Notwithstanding defendant's dissatisfaction with the trial court's ruling, the record does not reflect any attempt by defense counsel to call Officer Collins back to the witness stand to discern when and where the samples were destroyed. "[U]nless a criminal defendant can show bad faith on the part of the police, failure to preserve potentially useful evidence does not constitute a denial of due process of law." Id. Thus, because it is defendant's burden to show bad faith on the part of Officer Collins, and because defendant failed to re-call Officer Collins as a witness to determine the fate of the blood samples, we decline to speculate as to his reasons for failing to preserve the samples for analysis. There is just as much or more support for the theory that because there was a solid eyewitness who (1) had eye contact with defendant, (2) spoke with him, (3) watched defendant and followed him as he approached the bagel store, and (4) watched as defendant broke the drive-thru window and crawl into the store, that this coupled with the existence of fresh cuts on defendant's hands gave Officer Collins reason to believe that even if the blood could have been typed, it would have amounted to cumulative, inculpatory evidence of defendant's breaking into the bagel store.
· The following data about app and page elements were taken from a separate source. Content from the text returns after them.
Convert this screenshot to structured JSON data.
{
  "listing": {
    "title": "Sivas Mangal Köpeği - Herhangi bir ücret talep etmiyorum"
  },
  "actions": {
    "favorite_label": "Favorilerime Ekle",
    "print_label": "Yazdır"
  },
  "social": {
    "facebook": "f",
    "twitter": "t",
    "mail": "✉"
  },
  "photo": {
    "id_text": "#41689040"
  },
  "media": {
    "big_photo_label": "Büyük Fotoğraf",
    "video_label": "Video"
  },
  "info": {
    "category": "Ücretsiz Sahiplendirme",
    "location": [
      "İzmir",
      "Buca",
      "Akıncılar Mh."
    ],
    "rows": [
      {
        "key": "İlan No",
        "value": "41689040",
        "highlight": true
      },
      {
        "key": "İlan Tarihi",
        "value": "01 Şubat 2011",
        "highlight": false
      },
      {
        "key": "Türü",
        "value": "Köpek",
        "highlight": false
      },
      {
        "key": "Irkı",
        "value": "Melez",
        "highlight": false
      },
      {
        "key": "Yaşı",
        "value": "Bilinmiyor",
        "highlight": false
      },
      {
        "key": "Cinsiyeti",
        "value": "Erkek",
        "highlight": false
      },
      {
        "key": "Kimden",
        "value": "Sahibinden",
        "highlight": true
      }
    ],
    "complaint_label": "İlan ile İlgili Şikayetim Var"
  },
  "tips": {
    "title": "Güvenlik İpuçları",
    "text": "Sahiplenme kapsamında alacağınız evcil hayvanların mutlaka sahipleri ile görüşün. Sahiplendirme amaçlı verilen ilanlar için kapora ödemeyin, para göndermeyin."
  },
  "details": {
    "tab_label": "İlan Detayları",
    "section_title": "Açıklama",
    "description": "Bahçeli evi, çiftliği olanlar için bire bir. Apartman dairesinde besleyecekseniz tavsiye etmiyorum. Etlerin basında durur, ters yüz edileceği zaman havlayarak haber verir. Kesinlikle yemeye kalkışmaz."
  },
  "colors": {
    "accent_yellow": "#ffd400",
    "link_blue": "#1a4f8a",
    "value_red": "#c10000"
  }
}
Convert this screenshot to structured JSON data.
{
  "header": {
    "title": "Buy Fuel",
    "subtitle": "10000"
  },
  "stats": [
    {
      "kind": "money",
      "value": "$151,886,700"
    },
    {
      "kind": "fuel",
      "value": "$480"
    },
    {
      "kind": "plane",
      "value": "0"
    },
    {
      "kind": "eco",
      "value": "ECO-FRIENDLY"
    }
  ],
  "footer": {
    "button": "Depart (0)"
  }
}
Accordingly, we affirm the trial court's ruling that Officer Collins was unaware of the exculpatory value of the blood samples.
In sum, defendant is unable to point to any evidence that Officer Collins acted in bad faith by failing to preserve the blood samples for analysis. Accordingly, defendant's due process rights under the federal constitution have not been violated.(3)
Therefore, the trial court did not abuse its discretion by ruling that "[t]he destruction of the blood samples did not violate defendant['s] right to Due Process."
Defendant's convictions are
James Z. Davis, Judge
Norman H. Jackson, Judge
I CONCUR IN THE RESULT:
Gregory K. Orme, Judge
1. Defendant cites several cases in support of his argument that any prosecutorial error should be imputed to a police officer because the "prosecutor is charged with knowing [the] police officer's efforts" and they are both part of the "prosecution team." Under the facts of this case, defendant's argument is unsound. Defendant has not pointed to any evidence that the prosecutor and Officer Collins conspired to destroy potentially exculpatory evidence. Furthermore, the fact that defense counsel did not receive Officer Bell's report, an established discovery violation, see State v. Thomas, 974 P.2d 269, 275 (Utah 1999), is insufficient to support a determination that any improper collusion between the two was afoot, particularly in light of the fact that the prosecutor actually called Officer Bell to testify regarding his attempt to collect evidence at the burglary scene.
2. Which, we note, was the only testimony before the court on that issue.
3. Defendant does not seek a separate analysis under the Utah Constitution.